Fast forward a few years and acknowledge that a twelve- or fifteen-year-old is going to be more conscious of how they want to appear to the world. It’s certainly more reasonable to allow this minor change in appearance for older kids.
Maybe your daughter wants to “go goth” and dye her hair the darkest shade of black. Or, perhaps she’d prefer to bleach it out to the brightest platinum blonde. Of course, both are extreme examples that are hard to “fix” should she change her mind, but the color she chooses should definitely be a factor in whether you allow her to alter the hue of her hair or not. A shade or two lighter or darker than her natural hair color is no big deal in the big scheme of things.

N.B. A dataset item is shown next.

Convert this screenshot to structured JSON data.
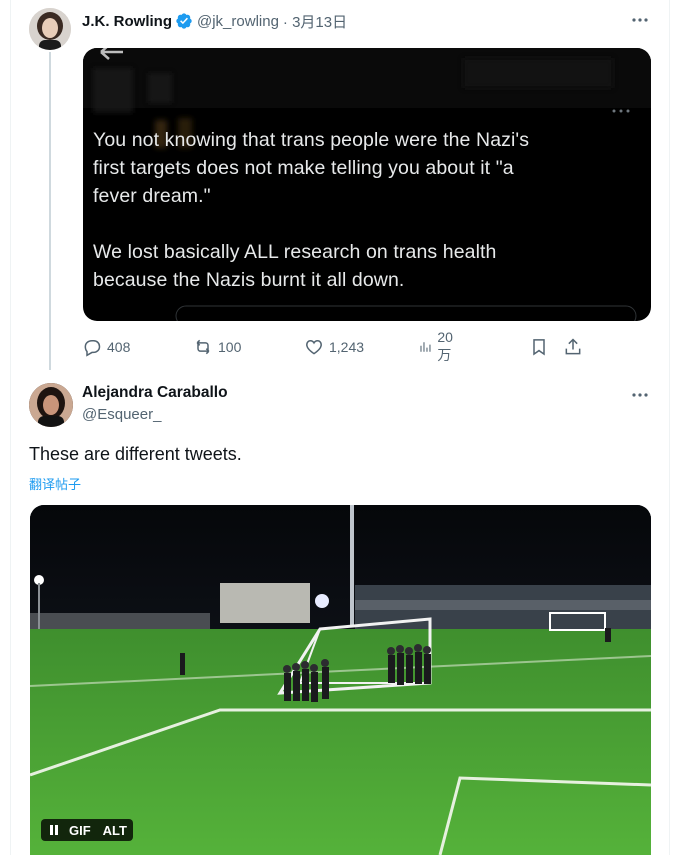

Lime green is a different story. Be prepared to offer alternatives if you both can’t see eye to eye on this issue.
Permanent vs. Temporary
This is a big one. If you don’t love the idea of Sally changing her hair color, at least you can compromise and allow her to use a temporary shade that washes out after several shampoos. Not only is permanent hair color, well….permanent, but the harsh chemicals used in the formula can also seriously damage your daughter’s hair. Something for both of you to consider.
A natural alternative to chemical color is using dyes found in nature such as henna, cassia, and amla that are all derived from plants. But, buyer beware, you must buy high-quality powders that don’t contain metallic salts.
Brightly colored flavored drink powders are also a wonderful option to use instead of chemical color. They offer a temporary stain and also smell great as a bonus. Search online to see which ones would work the best for the look that your daughter is trying to achieve.
Coloring one’s hair can cost anywhere from a few dollars for spray on color to a couple hundred dollars for long salon processes like foil highlights or color correction. This should absolutely be a deciding factor is whether you allow your daughter to color her hair or not. Spending $200 for a ten-year-old to get lowlights for fall may be a bit extreme. But it may not be for a seventeen-year-old who’s preparing to go to a dance.
You can use cost as a negotiating factor in how serious your daughter is about changing her hair hue. If she wants it badly enough, she can chip in her own dough to help pay for the process.
One crucial thing to consider is whether your daughter’s school or place of work has rules about hair color. Some schools are stricter about someone showing up with electric blue hair than others are. Talk to your daughter about how having the latest trendy mermaid hair may hinder her chances of getting a job at the local retirement home she applied to. These are things that many kids don’t have the forethought to think of, so giving them a heads up is important.
I took an informal poll of five of my mom friends and it turns out that they’re all pretty cool. Most said they’d allow their daughter to change her hair color, but that they’d prefer temporary shades and for their daughters to chip in for the expense. It would seem our society is now fairly open to pretty much any shade of hair color without batting an eye.
Personally, I have three daughters and have allowed all of them to dye their hair at one stage or another. My youngest has had red henna hair and blue powdered drink mix hair. My middle daughter, who could care less about her appearance, reluctantly allowed me to henna her hair once as well. And my oldest daughter’s hair has been every color of the rainbow. That said, she recently realized how damaging chemical color can be to her locks, so she opted to dye it back to her natural color and allow it to grow out. Smart.
So, should you let your daughters color their hair?
The simple answer is “yes”. Why not? It’s only hair and hair is one of the few ways a child can express his or her own personal style. Before you know it, little Lucy will have gray hair she’ll have to cover with dye, so let her have fun while she’s young.